Action item:
Report, word for word, every line of the material that contains "name".
*** Begin section ***
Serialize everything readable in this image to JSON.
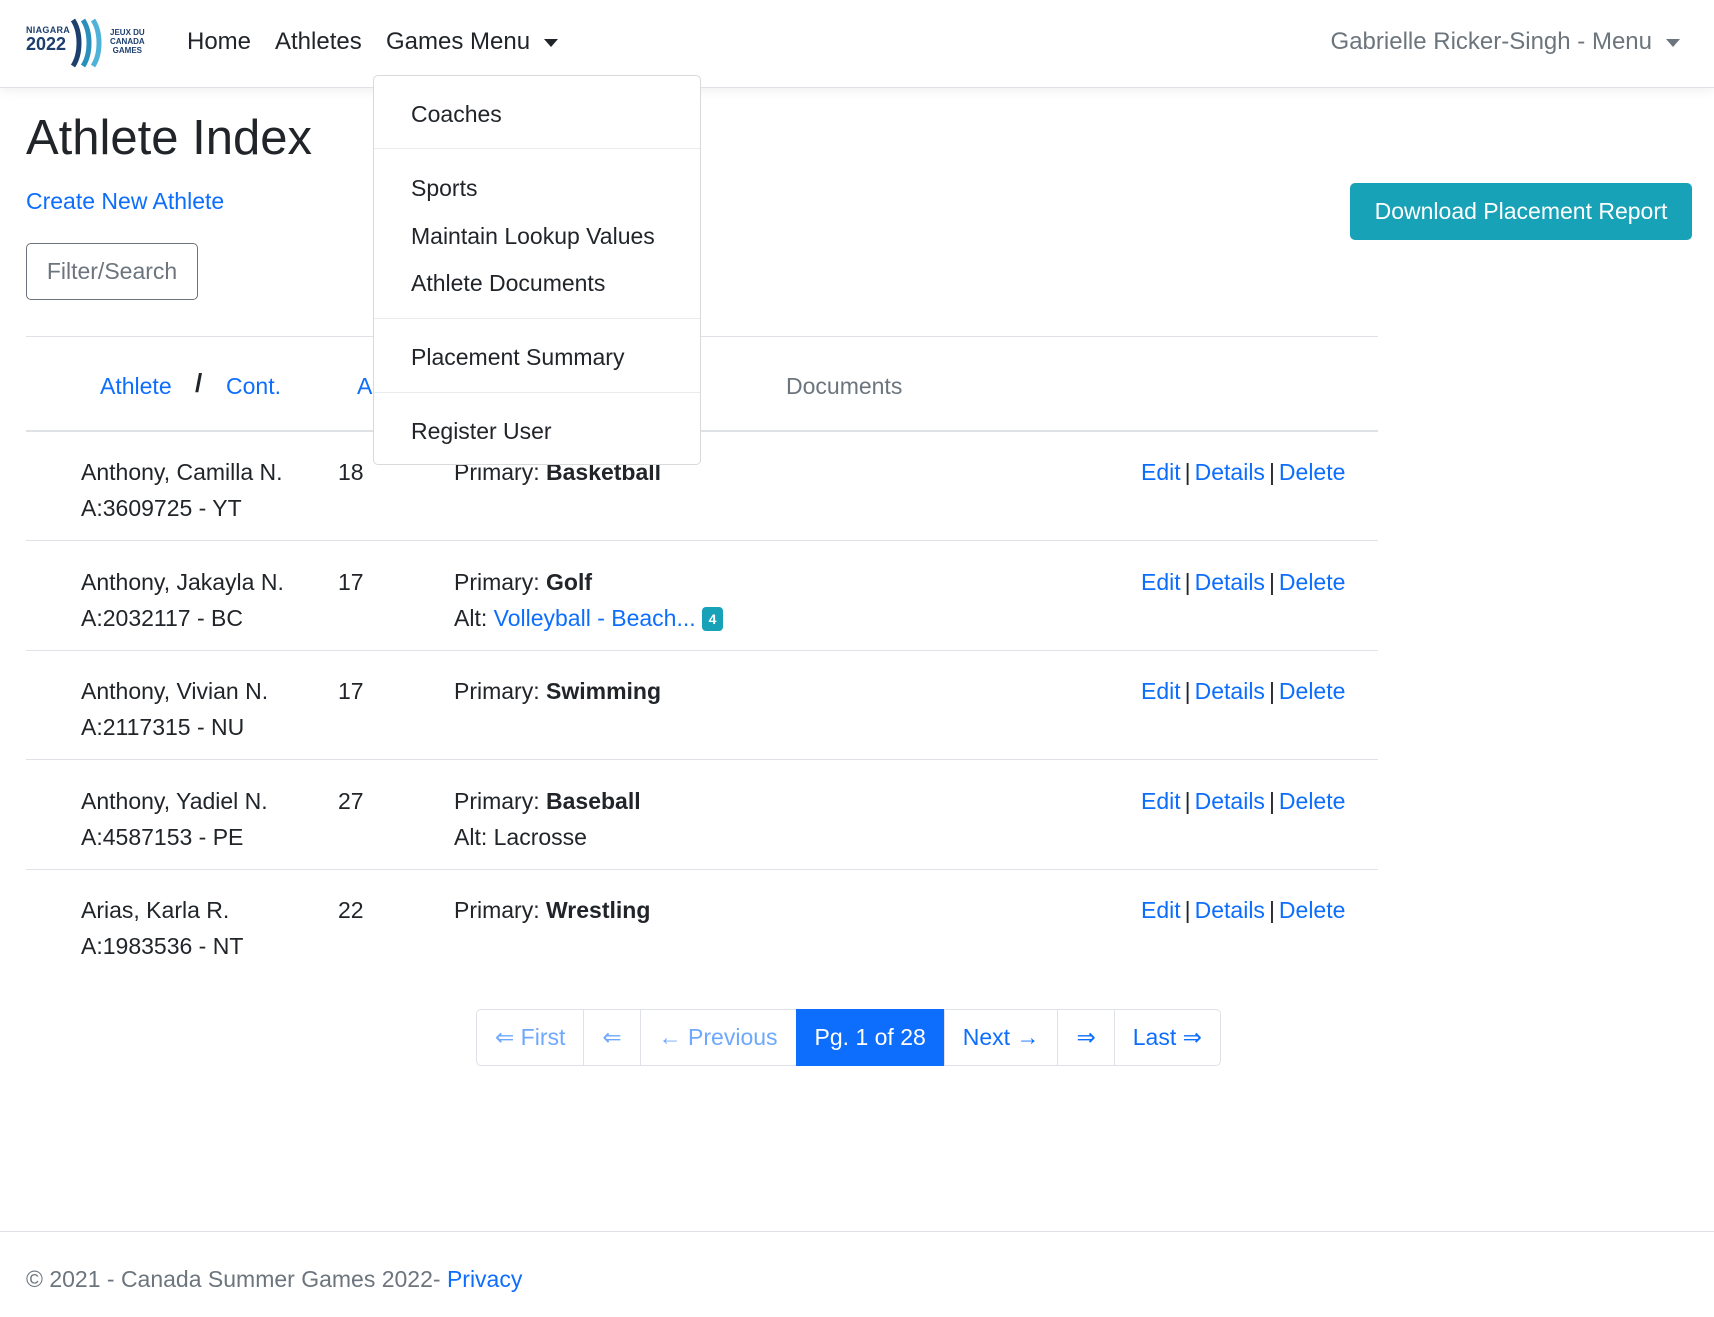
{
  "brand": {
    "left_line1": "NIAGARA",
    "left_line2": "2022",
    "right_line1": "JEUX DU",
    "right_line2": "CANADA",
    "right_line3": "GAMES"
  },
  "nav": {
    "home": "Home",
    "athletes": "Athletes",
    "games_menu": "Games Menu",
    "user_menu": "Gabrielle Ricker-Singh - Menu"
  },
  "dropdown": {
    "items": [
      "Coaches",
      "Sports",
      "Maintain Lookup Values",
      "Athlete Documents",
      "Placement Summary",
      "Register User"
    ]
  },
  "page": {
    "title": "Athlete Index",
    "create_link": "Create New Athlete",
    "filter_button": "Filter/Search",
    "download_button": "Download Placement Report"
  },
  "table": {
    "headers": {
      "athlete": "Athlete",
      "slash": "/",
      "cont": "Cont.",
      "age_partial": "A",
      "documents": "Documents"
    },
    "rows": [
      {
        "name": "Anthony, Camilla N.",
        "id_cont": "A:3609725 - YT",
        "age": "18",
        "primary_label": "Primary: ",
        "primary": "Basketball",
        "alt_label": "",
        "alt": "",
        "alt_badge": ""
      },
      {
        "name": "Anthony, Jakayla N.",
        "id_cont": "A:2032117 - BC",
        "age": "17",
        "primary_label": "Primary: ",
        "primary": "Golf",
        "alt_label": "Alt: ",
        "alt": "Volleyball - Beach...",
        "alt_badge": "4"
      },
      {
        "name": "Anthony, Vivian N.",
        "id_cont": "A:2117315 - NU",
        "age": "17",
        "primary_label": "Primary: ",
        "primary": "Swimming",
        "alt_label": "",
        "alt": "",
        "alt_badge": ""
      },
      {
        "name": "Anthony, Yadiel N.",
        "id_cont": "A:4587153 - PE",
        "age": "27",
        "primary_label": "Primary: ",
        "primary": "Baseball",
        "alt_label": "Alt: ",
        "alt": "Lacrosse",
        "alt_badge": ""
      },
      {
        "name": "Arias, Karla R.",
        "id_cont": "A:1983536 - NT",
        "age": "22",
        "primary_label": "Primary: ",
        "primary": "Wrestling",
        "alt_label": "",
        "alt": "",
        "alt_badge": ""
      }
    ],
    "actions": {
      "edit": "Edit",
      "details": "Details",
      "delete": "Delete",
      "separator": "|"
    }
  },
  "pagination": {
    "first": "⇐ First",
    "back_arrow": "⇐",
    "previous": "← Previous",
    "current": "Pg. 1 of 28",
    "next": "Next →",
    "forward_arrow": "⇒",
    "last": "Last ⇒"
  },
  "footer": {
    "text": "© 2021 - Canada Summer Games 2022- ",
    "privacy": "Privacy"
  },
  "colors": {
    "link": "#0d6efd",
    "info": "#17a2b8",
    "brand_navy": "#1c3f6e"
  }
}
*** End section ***
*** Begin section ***
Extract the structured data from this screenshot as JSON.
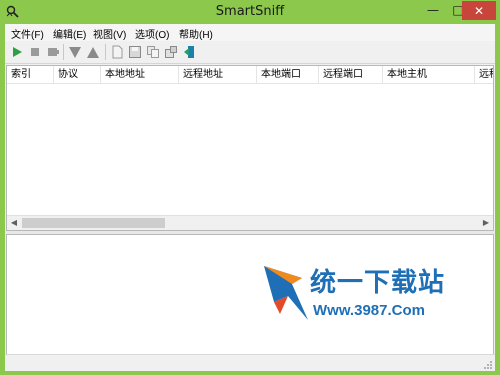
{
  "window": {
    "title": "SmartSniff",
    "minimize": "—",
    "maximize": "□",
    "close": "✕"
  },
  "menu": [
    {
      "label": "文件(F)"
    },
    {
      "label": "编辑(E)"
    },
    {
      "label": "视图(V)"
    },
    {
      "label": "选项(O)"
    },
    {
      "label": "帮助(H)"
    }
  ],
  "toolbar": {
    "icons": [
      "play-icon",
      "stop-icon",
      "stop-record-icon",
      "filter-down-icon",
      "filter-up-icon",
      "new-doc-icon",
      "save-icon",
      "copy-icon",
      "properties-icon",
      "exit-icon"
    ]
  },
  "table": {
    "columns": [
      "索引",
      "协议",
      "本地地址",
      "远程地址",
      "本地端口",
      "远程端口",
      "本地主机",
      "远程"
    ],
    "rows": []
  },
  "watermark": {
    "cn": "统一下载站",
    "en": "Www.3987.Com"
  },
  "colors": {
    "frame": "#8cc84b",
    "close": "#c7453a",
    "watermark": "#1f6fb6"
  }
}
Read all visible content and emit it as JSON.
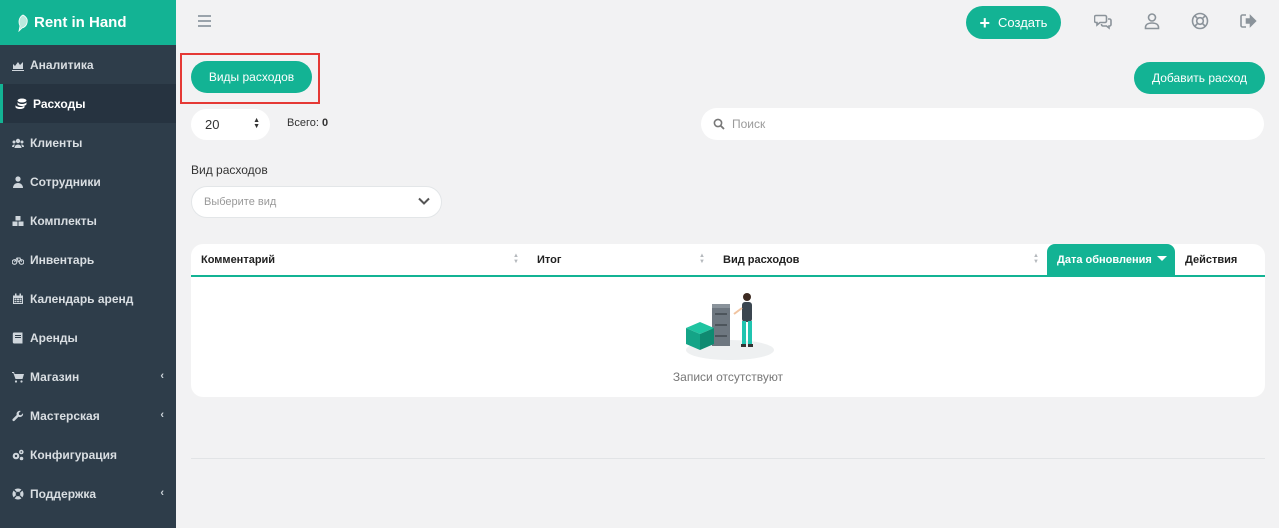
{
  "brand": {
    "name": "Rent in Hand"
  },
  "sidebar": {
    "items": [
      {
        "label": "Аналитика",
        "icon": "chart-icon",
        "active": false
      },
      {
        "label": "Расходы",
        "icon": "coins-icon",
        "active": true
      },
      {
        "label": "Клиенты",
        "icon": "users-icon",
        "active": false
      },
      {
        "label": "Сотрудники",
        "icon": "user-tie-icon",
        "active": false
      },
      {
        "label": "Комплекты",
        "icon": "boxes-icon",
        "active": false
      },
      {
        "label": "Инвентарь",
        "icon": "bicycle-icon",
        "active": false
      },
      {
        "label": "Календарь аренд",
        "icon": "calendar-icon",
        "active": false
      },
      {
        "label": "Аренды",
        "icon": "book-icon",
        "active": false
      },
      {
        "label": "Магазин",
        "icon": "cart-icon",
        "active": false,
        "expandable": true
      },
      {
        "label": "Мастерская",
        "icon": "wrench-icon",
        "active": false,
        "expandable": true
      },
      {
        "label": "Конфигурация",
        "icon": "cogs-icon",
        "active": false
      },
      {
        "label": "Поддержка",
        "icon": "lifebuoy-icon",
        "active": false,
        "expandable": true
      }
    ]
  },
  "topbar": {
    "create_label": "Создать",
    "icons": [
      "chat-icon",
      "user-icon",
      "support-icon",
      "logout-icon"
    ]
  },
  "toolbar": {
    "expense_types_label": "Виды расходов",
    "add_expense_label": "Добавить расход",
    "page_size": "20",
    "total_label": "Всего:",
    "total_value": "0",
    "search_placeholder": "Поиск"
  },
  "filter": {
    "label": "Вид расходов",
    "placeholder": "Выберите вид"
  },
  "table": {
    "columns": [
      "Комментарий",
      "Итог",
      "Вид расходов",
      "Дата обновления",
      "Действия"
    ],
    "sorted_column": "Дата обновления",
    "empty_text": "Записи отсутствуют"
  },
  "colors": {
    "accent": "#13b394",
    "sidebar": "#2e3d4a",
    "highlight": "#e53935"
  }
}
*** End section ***
Response area:
        "name": "Anthony, Camilla N.",
        "name": "Anthony, Jakayla N.",
        "name": "Anthony, Vivian N.",
        "name": "Anthony, Yadiel N.",
        "name": "Arias, Karla R.",
    "name": "Rent in Hand"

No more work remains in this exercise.